#### EXERCISE BRIEF:
Looking at the data below, report how many lines contain "数据库密码", with no other words.

#### INFORMATION:
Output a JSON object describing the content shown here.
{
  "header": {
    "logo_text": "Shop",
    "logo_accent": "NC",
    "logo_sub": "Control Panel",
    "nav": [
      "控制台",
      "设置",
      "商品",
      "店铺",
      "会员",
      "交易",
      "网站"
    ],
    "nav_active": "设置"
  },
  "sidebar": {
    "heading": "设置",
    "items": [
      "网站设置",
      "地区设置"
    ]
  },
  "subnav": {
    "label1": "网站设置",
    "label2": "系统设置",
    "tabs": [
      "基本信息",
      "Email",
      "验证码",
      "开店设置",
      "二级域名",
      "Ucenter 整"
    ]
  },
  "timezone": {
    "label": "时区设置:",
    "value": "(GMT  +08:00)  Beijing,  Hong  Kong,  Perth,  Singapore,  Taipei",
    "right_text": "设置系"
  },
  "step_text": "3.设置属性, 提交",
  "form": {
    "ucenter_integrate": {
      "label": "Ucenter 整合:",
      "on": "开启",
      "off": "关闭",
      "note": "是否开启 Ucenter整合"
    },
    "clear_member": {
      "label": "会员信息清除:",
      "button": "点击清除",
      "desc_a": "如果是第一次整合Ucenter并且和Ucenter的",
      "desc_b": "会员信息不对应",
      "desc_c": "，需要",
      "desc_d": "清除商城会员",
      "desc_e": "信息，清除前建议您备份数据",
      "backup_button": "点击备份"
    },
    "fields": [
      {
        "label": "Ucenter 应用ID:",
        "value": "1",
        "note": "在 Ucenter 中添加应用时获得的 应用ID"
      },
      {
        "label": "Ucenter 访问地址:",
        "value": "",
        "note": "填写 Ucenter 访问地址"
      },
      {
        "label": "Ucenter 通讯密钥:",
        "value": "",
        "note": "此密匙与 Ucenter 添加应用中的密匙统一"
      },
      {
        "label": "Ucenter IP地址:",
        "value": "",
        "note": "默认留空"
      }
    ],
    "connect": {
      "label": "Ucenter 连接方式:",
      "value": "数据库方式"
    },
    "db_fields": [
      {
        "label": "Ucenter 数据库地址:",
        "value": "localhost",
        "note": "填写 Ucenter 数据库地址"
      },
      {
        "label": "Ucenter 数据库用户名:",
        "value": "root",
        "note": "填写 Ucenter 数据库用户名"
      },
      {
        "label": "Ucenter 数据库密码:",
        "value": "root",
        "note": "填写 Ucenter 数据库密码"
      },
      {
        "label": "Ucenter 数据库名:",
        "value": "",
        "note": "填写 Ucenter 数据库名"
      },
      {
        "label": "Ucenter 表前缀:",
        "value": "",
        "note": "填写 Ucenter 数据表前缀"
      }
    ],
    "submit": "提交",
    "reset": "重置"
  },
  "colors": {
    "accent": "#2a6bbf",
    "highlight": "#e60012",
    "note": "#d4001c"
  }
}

#### RESULT OF THIS EXERCISE:
2